### Page and application data records
--

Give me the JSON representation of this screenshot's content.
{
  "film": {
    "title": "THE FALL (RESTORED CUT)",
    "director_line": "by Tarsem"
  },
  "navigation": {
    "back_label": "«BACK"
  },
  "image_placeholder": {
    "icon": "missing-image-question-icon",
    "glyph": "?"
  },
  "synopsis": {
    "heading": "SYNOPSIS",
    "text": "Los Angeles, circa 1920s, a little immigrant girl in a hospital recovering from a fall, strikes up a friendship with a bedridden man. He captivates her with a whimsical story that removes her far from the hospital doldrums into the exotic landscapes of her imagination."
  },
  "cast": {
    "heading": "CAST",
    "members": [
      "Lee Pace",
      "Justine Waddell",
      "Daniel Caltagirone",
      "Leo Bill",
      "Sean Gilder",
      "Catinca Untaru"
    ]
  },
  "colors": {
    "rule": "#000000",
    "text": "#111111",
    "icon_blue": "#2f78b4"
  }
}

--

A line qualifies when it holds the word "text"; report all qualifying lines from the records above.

    "text": "Los Angeles, circa 1920s, a little immigrant girl in a hospital recovering from a fall, strikes up a friendship with a bedridden man. He captivates her with a whimsical story that removes her far from the hospital doldrums into the exotic landscapes of her imagination."
    "text": "#111111",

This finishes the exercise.